With 350,000 listings, France is Airbnb’s second-largest market after the United States, and Paris, the most visited city in the world, is its biggest single market, with 65,000 homes.

Foreign tourists have avoided France since Islamic State gunmen killed 130 people in an attack in Paris last November. In July, a gunman drove a truck into crowds celebrating Bastille Day on July 14 in the Riviera city of Nice, killing 86.

Repeated robberies against foreign tourists, notably Asian tourists, and an armed robbery against reality TV star Kim Kardashian earlier this month, have added to safety worries.

Despite this, in July, Airbnb said the number of guests lodged in France since it launched there in 2012 had passed 10 million. It had five million guests in 2015 alone, twice 2014’s number. Marill declined to make a prediction for 2016.




While 70% of Airbnb’s listings were in Paris in 2012, 80% are now outside Paris, a trend set to continue.

“The rest of the country will drive growth, notably the mountains and the seaside.
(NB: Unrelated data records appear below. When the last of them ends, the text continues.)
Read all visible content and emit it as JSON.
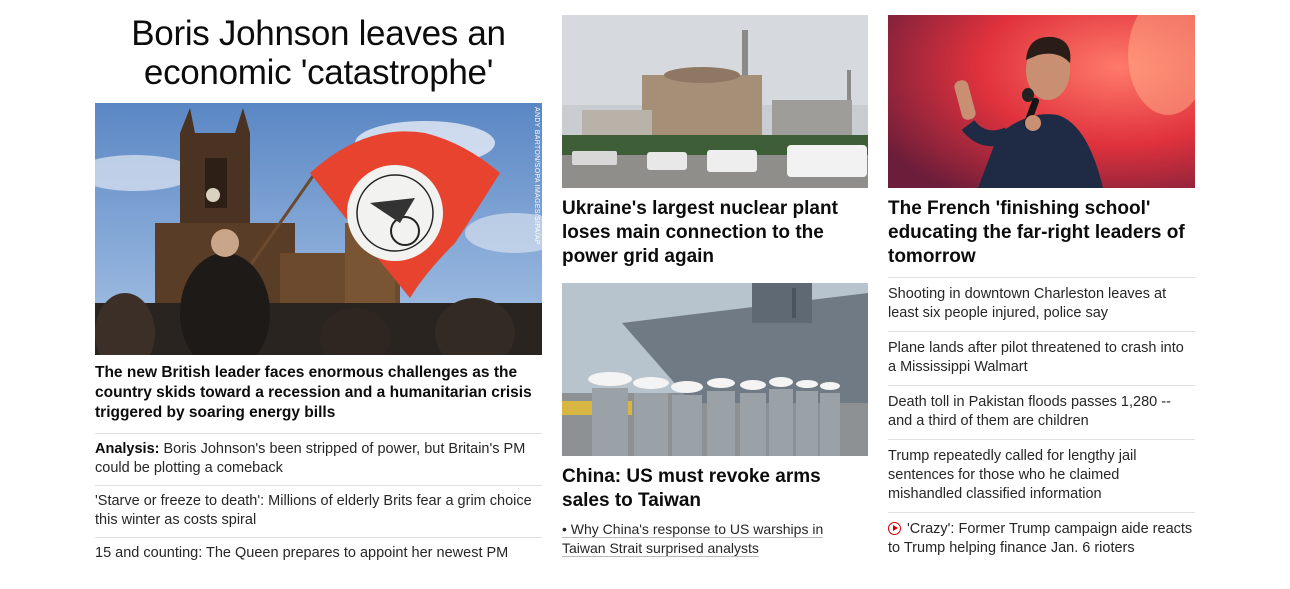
{
  "lead": {
    "headline": "Boris Johnson leaves an economic 'catastrophe'",
    "image_credit": "ANDY BARTON/SOPA IMAGES/SIPA/AP",
    "description": "The new British leader faces enormous challenges as the country skids toward a recession and a humanitarian crisis triggered by soaring energy bills",
    "related": [
      {
        "prefix": "Analysis:",
        "text": " Boris Johnson's been stripped of power, but Britain's PM could be plotting a comeback"
      },
      {
        "prefix": "",
        "text": "'Starve or freeze to death': Millions of elderly Brits fear a grim choice this winter as costs spiral"
      },
      {
        "prefix": "",
        "text": "15 and counting: The Queen prepares to appoint her newest PM"
      }
    ]
  },
  "middle": {
    "card1": {
      "headline": "Ukraine's largest nuclear plant loses main connection to the power grid again"
    },
    "card2": {
      "headline": "China: US must revoke arms sales to Taiwan",
      "sublink": "• Why China's response to US warships in Taiwan Strait surprised analysts"
    }
  },
  "right": {
    "card": {
      "headline": "The French 'finishing school' educating the far-right leaders of tomorrow"
    },
    "links": [
      {
        "text": "Shooting in downtown Charleston leaves at least six people injured, police say",
        "video": false
      },
      {
        "text": "Plane lands after pilot threatened to crash into a Mississippi Walmart",
        "video": false
      },
      {
        "text": "Death toll in Pakistan floods passes 1,280 -- and a third of them are children",
        "video": false
      },
      {
        "text": "Trump repeatedly called for lengthy jail sentences for those who he claimed mishandled classified information",
        "video": false
      },
      {
        "text": "'Crazy': Former Trump campaign aide reacts to Trump helping finance Jan. 6 rioters",
        "video": true
      }
    ]
  },
  "colors": {
    "accent": "#cc0000",
    "text": "#0c0c0c",
    "divider": "#e0e0e0"
  }
}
Cities like Marseille, Bordeaux or Lyon will drive volumes but the fastest growth will come from lesser known, isolated places which often lack any hotels.”
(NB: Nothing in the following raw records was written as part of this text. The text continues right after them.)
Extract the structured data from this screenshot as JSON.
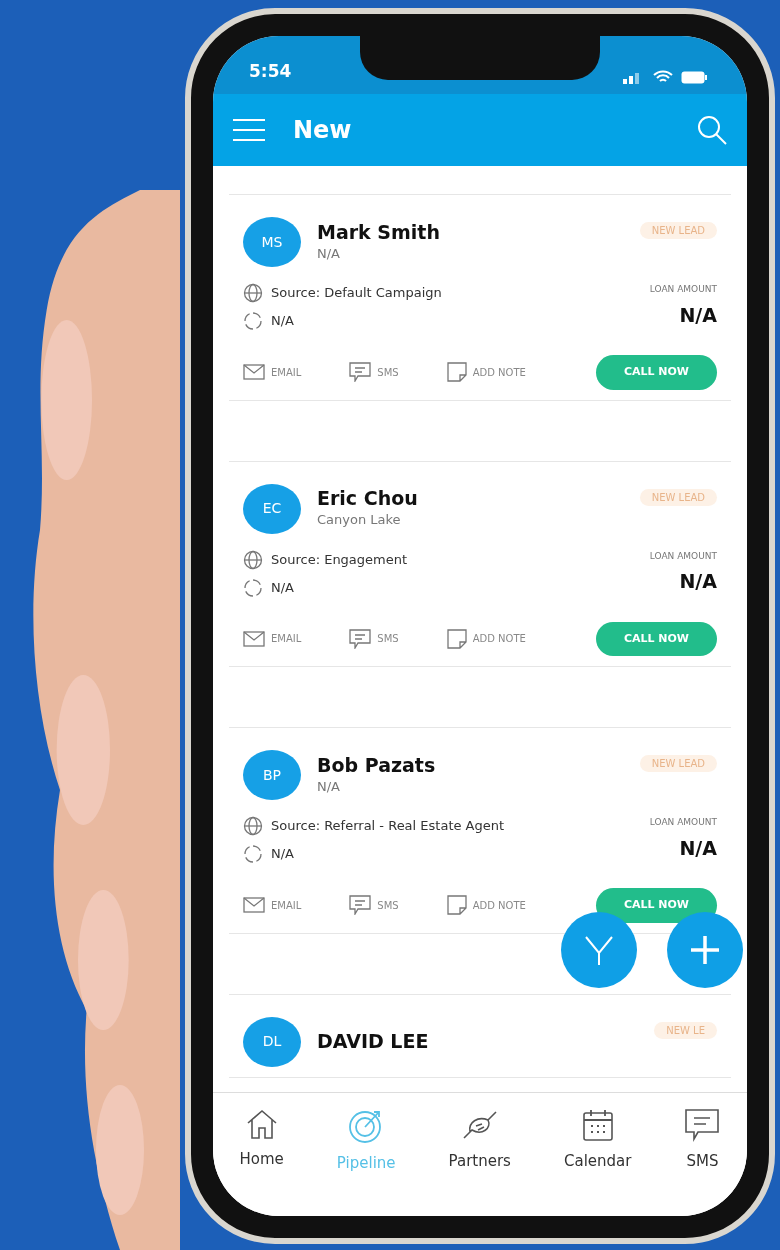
{
  "status_bar": {
    "time": "5:54"
  },
  "app_bar": {
    "title": "New"
  },
  "leads": [
    {
      "initials": "MS",
      "name": "Mark Smith",
      "subtitle": "N/A",
      "badge": "NEW LEAD",
      "source": "Source: Default Campaign",
      "location": "N/A",
      "loan_label": "LOAN AMOUNT",
      "loan_amount": "N/A",
      "actions": [
        "EMAIL",
        "SMS",
        "ADD NOTE"
      ],
      "call_button": "CALL NOW"
    },
    {
      "initials": "EC",
      "name": "Eric Chou",
      "subtitle": "Canyon Lake",
      "badge": "NEW LEAD",
      "source": "Source: Engagement",
      "location": "N/A",
      "loan_label": "LOAN AMOUNT",
      "loan_amount": "N/A",
      "actions": [
        "EMAIL",
        "SMS",
        "ADD NOTE"
      ],
      "call_button": "CALL NOW"
    },
    {
      "initials": "BP",
      "name": "Bob Pazats",
      "subtitle": "N/A",
      "badge": "NEW LEAD",
      "source": "Source: Referral - Real Estate Agent",
      "location": "N/A",
      "loan_label": "LOAN AMOUNT",
      "loan_amount": "N/A",
      "actions": [
        "EMAIL",
        "SMS",
        "ADD NOTE"
      ],
      "call_button": "CALL NOW"
    },
    {
      "initials": "DL",
      "name": "DAVID LEE",
      "badge": "NEW LE"
    }
  ],
  "bottom_nav": [
    {
      "kind": "home",
      "label": "Home",
      "selected": false
    },
    {
      "kind": "pipeline",
      "label": "Pipeline",
      "selected": true
    },
    {
      "kind": "partners",
      "label": "Partners",
      "selected": false
    },
    {
      "kind": "calendar",
      "label": "Calendar",
      "selected": false
    },
    {
      "kind": "sms",
      "label": "SMS",
      "selected": false
    }
  ]
}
Once a startup selling cereal, Airbnb is today valued at around $30 billion and has more than 2 million rental listings worldwide. By comparison, hotel group InterContinental has a market value of $7.9 billion.
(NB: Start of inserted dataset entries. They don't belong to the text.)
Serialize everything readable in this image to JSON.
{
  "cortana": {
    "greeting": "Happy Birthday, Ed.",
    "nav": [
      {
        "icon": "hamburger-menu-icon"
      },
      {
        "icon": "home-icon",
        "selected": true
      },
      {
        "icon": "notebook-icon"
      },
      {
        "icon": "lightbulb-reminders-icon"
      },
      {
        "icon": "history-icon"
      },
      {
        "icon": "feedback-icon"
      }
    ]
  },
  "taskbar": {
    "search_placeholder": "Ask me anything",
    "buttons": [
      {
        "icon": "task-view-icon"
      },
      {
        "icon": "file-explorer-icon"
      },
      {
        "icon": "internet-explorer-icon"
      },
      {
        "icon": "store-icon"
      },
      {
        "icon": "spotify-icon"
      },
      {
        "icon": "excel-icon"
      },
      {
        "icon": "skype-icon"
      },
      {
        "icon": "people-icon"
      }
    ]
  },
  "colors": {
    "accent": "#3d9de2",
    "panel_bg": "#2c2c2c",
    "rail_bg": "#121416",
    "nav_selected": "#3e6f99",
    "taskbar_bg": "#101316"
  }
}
Europe’s largest hotel group AccorHotels has long warned revenues were under threat from the so-called sharing economy and it has fought back with a flurry of acquisitions and a push into the luxury sector.

As a result of pressure from hoteliers and officials Airbnb agreed to charge visitors the traditional French “tourist tax.”

It began collecting this from guests in Paris in 2015 and now collects it from visitors to 19 towns. Marill said Airbnb aimed to collect it everywhere in France by mid-2017.

He also played down criticism that Airbnb was driving up property prices or contributing to a housing shortage in some cities such as Prague and Berlin. “We do not want to be a source of housing problems in the big European capitals. But it’s sometimes very hard to identify the professionals using the platform to speculate.”

“We are complementary of hotels,” he said, adding Airbnb was often present in areas without hotels. “For the cake to grow, we must all work together.”